**Activity**:
Exact copies of the line with "What's the underlying" and of all lines after it through the end of the entries are required, and no other lines.

Interface dataset entries:

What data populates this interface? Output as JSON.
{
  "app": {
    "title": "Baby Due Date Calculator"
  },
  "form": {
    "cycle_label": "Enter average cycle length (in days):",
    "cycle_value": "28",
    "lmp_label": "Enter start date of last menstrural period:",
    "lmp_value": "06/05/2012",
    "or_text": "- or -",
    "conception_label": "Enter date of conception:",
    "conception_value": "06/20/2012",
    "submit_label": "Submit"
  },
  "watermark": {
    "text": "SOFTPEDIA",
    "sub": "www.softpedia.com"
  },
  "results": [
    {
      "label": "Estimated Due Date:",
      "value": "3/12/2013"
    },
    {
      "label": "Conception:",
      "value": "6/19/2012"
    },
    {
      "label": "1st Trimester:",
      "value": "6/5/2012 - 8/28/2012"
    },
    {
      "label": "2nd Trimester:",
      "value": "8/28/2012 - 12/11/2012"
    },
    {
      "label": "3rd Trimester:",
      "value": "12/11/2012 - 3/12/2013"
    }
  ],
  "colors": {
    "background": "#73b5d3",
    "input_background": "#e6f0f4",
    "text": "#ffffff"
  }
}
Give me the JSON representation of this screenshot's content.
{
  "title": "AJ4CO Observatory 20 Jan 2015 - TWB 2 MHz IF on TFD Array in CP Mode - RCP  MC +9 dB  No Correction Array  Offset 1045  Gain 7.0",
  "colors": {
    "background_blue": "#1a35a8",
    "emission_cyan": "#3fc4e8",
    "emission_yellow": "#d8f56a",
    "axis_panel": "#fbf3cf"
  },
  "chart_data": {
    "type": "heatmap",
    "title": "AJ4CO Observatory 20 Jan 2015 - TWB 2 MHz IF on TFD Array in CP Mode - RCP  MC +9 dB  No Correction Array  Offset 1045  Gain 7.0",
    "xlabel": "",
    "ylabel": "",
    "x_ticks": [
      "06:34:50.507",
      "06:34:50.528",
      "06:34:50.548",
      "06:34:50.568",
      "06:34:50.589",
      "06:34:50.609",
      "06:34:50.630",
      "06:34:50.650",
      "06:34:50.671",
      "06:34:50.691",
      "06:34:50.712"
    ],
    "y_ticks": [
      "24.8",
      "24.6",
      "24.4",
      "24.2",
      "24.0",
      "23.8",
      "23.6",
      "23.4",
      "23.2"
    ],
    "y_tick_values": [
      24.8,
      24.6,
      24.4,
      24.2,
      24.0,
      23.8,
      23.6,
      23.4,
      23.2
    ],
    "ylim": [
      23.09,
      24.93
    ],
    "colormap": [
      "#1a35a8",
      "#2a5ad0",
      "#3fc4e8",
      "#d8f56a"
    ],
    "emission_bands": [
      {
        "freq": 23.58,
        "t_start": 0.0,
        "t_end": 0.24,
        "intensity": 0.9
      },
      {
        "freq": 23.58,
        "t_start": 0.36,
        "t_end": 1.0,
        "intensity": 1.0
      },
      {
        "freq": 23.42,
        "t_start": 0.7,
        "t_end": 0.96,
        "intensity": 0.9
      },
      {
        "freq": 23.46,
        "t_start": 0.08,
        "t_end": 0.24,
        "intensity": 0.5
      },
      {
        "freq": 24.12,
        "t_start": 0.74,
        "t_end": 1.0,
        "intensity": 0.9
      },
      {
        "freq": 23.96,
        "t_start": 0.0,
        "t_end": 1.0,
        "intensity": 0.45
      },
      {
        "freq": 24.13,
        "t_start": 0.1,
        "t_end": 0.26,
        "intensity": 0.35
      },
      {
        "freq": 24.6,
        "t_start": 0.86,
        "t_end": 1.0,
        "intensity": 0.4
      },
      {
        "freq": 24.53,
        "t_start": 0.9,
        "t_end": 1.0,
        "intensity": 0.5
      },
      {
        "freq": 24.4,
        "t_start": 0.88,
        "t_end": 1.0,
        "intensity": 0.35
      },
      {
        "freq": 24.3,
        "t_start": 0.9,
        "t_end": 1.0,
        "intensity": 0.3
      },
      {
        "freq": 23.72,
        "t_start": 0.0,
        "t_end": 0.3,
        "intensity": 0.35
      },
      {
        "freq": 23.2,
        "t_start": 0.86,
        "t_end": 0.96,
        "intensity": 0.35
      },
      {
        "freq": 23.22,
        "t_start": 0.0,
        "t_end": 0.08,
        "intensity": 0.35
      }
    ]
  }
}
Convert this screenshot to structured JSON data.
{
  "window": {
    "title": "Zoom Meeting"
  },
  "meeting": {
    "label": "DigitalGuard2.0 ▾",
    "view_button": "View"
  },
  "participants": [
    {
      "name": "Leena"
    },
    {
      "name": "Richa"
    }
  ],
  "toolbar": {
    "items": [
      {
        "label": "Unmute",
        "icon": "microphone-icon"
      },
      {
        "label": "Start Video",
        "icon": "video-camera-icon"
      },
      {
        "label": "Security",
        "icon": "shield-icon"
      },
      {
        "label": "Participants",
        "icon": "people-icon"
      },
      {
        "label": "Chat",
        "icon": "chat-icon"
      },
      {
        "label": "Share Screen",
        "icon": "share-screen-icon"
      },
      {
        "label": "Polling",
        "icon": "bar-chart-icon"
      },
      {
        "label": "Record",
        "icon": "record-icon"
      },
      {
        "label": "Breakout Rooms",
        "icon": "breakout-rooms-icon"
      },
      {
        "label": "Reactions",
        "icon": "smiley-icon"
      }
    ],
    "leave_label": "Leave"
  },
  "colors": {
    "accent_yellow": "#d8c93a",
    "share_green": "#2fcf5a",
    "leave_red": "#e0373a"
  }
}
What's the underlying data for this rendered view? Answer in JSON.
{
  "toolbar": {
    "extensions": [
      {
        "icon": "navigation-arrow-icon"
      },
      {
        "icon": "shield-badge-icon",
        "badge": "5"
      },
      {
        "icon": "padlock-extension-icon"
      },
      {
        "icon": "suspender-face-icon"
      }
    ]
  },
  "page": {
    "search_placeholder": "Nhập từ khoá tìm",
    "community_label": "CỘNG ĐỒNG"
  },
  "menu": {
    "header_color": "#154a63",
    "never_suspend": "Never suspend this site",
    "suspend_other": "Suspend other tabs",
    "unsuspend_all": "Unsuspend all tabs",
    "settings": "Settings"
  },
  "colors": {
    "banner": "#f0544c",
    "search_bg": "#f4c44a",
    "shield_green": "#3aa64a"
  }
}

**Reply**:
What's the underlying data for this rendered view? Answer in JSON.
{
  "toolbar": {
    "extensions": [
      {
        "icon": "navigation-arrow-icon"
      },
      {
        "icon": "shield-badge-icon",
        "badge": "5"
      },
      {
        "icon": "padlock-extension-icon"
      },
      {
        "icon": "suspender-face-icon"
      }
    ]
  },
  "page": {
    "search_placeholder": "Nhập từ khoá tìm",
    "community_label": "CỘNG ĐỒNG"
  },
  "menu": {
    "header_color": "#154a63",
    "never_suspend": "Never suspend this site",
    "suspend_other": "Suspend other tabs",
    "unsuspend_all": "Unsuspend all tabs",
    "settings": "Settings"
  },
  "colors": {
    "banner": "#f0544c",
    "search_bg": "#f4c44a",
    "shield_green": "#3aa64a"
  }
}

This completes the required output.